Each 10-point increase in good cholesterol--known as high-density lipoprotein (HDL)--corresponds to a 36 percent decrease in a person's risk of developing cancer, the study found.
Guidelines say that men and women should keep their HDL over 40 and 50 mg/dL, respectively, though everyone should shoot to maintain levels above 60 mg/dL.
The study doesn't prove that low HDL actually causes cancer. Nor does it prove that boosting your HDL--exercise and healthy eating are two ways to do it--will reduce the risk of cancer, as it has been shown to do with heart disease.
Cholesterol levels--both good and bad--tend to plummet in people with cancer, so low HDL "might just be a marker of people who are about to die from cancer" rather than a contributing factor, says the lead author of the study, Dr. Richard Karas, M.D., executive director of the Molecular Cardiology Research Institute at Tufts Medical Center, in Boston, Massachusetts.
Low HDL might also simply be a sign of an unhealthy lifestyle that may itself up cancer risk, since people who exercise regularly, have a healthy diet, and don't smoke tend to have higher levels of HDL. Although the researchers controlled for health factors such as age, body mass index, and smoking in order to zero in on the effect of cholesterol, other unidentified lifestyle factors may have shaped the results.

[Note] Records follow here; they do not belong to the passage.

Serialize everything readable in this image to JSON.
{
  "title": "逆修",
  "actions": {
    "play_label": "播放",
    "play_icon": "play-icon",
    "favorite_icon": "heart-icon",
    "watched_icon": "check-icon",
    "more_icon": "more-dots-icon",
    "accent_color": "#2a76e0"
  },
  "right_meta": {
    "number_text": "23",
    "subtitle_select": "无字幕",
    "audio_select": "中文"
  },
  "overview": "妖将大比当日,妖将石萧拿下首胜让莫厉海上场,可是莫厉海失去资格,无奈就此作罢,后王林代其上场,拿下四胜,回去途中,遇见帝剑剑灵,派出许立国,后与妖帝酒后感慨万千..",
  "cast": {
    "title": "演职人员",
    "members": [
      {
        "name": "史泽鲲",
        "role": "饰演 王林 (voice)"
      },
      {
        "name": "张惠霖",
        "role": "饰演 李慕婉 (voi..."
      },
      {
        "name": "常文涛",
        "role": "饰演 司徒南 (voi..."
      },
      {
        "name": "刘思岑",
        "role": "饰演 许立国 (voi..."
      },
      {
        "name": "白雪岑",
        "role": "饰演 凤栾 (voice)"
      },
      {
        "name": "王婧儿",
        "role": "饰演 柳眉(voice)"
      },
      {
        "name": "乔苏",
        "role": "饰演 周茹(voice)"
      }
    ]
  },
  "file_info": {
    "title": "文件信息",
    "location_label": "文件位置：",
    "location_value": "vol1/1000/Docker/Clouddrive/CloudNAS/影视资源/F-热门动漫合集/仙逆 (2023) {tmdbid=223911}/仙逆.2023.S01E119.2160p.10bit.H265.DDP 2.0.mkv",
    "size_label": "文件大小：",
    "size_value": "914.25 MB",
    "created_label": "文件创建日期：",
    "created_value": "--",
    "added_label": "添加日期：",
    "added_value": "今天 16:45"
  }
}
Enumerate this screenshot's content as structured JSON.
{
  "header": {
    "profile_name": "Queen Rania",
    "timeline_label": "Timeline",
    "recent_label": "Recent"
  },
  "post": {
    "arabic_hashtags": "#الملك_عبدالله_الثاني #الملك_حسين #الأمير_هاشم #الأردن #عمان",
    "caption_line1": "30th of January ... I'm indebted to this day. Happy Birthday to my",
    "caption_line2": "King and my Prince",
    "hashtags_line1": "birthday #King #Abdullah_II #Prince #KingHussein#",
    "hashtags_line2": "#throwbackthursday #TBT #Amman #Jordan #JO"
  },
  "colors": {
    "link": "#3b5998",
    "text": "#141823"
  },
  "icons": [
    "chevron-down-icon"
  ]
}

In the study, which appears in the June 22 issue of the Journal of the American College of Cardiology, Karas and his colleagues re-analyzed data from 24 clinical trials that included nearly 150,000 generally healthy people. The trials were originally designed to test the effectiveness of statin medications, which lower bad cholesterol (known as LDL).
How HDL may affect cancer risk is still a mystery. HDL may boost the immune system's ability to fight precancerous lesions and cancerous tumors lurking in the body, Karas says.
Another possibility is that HDL has antioxidant properties that neutralize chemical compounds in the body that contribute to cancer by damaging cells. A third explanation is that HDL may reduce inflammation, which is associated with both heart disease and cancer.
The study should bring some long overdue attention to HDL, which has been unjustly overshadowed by its evil twin, LDL, says Dr. Peter Alagona Jr., M.D.., the director of general cardiology at the Penn State Heart and Vascular Institute, in Hershey, Pennsylvania.
Part of the reason is that blockbuster statin medications can lower bad cholesterol, but can't do much to raise HDL, says Alagona, who was not involved in the new research.
Raising HDL with medication is indeed trickier, says Dr. Jennifer Robinson, M.D., program director of the Lipid Research Clinic at the University of Iowa, in Iowa City. Prescription niacin pills can help raise HDL slightly, she says, but there are few effective prescription drugs available.
"We don't know that giving someone a drug to raise HDL will prevent cancer, or even heart disease," says Robinson, who wrote an editorial accompanying Dr. Karas's study.
For now, the best prescription for raising HDL is an old-fashioned one: Eat right, stay fit, and quit smoking.
"Do everything you can in terms of weight control [and] quitting smoking," says Dr. Jay Brooks, M.D., chairman of the hematology and oncology department at the Ochsner Clinic Foundation in Baton Rouge, Louisiana. "We don't have any good pharmacologic means of raising HDL really well at this point, so concentrate on the things you can do the best."
Copyright Health Magazine 2011